TASK ITEM> Each line in the records that mentions the word "icon" needs to be listed.

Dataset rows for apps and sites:
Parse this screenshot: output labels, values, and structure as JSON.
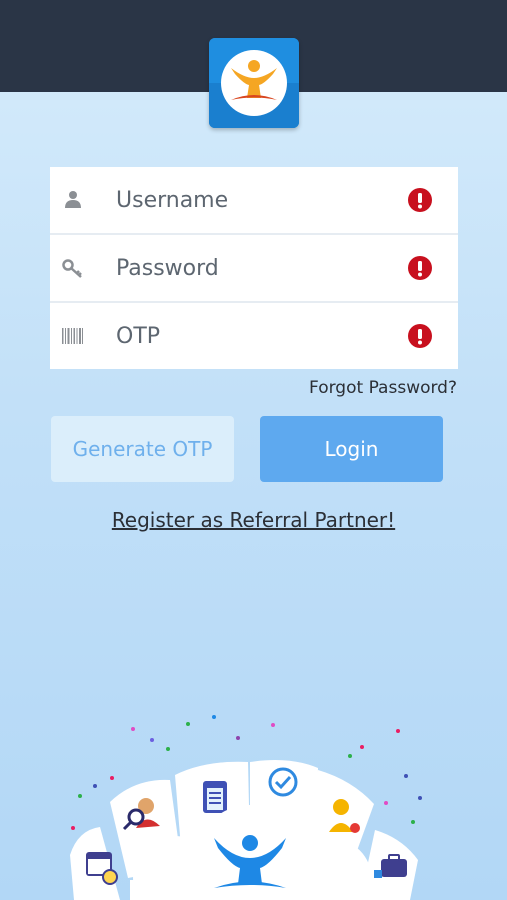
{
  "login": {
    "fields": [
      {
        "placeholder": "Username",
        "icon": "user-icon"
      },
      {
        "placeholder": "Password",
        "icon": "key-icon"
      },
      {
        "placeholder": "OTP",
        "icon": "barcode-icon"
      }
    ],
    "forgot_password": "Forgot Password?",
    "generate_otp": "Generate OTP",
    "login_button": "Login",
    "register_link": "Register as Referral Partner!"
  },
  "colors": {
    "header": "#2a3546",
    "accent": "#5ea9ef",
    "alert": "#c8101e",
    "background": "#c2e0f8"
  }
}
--
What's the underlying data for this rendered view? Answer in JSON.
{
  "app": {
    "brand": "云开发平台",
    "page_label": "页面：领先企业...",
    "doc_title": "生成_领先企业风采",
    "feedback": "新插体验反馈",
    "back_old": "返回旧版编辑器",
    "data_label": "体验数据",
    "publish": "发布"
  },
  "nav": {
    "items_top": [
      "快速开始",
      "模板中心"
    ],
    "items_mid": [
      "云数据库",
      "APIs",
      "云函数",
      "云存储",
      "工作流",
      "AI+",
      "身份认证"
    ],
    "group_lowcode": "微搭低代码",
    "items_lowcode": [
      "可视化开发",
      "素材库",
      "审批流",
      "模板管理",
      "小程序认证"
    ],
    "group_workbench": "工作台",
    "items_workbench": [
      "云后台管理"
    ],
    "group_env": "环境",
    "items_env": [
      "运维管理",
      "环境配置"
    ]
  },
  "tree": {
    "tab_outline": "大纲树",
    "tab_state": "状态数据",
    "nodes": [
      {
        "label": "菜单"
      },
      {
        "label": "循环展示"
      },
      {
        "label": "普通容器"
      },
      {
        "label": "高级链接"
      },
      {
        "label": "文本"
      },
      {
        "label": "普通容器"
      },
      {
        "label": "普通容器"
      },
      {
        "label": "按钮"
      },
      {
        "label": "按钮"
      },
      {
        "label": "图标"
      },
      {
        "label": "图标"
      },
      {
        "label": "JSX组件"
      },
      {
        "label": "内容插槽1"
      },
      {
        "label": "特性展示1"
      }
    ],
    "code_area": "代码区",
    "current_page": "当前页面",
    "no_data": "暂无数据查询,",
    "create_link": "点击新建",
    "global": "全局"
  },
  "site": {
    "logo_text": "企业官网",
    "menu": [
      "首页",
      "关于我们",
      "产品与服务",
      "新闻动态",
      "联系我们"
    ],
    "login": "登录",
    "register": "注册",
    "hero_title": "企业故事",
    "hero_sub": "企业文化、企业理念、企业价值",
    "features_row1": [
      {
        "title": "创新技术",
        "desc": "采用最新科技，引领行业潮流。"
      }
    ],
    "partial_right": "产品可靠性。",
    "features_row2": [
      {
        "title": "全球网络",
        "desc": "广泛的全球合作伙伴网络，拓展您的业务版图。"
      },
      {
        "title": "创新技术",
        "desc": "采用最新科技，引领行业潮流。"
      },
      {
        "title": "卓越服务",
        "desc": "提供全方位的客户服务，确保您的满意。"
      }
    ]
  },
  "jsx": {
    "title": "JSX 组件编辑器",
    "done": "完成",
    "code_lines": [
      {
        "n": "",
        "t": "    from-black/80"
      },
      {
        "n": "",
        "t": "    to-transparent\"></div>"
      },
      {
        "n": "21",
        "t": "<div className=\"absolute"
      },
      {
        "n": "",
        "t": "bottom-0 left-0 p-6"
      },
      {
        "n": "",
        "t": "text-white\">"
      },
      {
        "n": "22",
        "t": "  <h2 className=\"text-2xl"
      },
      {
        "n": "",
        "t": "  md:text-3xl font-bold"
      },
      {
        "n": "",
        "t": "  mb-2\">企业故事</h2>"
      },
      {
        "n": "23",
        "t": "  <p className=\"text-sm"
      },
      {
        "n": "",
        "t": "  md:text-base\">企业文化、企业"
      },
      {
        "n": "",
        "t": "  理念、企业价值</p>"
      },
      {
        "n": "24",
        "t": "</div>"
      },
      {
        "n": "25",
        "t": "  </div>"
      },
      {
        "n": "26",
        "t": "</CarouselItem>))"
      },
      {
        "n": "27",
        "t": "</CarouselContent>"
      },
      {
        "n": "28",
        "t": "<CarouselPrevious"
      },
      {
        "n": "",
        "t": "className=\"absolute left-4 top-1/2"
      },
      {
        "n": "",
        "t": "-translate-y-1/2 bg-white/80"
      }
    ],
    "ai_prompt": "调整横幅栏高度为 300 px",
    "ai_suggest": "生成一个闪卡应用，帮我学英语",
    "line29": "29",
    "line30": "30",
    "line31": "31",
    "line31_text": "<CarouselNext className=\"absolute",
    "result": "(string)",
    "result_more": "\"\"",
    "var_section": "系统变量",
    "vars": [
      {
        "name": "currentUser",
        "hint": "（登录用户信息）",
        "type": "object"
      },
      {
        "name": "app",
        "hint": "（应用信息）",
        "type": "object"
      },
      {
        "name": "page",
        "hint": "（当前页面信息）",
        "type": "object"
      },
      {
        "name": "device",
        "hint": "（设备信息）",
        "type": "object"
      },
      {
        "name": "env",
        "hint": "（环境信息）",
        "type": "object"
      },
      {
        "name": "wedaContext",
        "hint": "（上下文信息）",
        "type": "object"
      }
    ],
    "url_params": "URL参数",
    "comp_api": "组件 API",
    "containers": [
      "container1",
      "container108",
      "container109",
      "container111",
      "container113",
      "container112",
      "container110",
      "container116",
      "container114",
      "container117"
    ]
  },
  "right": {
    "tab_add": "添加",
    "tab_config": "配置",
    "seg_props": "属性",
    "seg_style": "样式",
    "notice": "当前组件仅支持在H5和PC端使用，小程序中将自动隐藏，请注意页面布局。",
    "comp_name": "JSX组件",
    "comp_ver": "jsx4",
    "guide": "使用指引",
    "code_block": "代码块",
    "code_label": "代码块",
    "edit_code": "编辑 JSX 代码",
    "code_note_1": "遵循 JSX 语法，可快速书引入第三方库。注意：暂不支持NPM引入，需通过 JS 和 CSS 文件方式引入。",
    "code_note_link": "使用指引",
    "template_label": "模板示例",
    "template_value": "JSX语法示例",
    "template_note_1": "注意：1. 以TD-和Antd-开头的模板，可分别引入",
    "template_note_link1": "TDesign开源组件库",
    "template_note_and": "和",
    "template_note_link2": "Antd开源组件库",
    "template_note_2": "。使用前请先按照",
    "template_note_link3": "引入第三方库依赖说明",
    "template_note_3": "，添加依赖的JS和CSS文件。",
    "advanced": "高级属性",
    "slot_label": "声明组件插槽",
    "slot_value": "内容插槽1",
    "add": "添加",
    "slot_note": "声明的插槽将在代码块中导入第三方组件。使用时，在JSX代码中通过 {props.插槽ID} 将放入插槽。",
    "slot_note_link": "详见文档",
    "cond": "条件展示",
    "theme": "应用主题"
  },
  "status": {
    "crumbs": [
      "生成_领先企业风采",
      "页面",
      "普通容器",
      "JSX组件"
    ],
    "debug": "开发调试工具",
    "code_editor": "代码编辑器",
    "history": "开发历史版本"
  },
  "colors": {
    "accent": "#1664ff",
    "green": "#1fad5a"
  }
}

SOLUTION TO THIS EXERCISE>
        "icon": "user-icon"
        "icon": "key-icon"
        "icon": "barcode-icon"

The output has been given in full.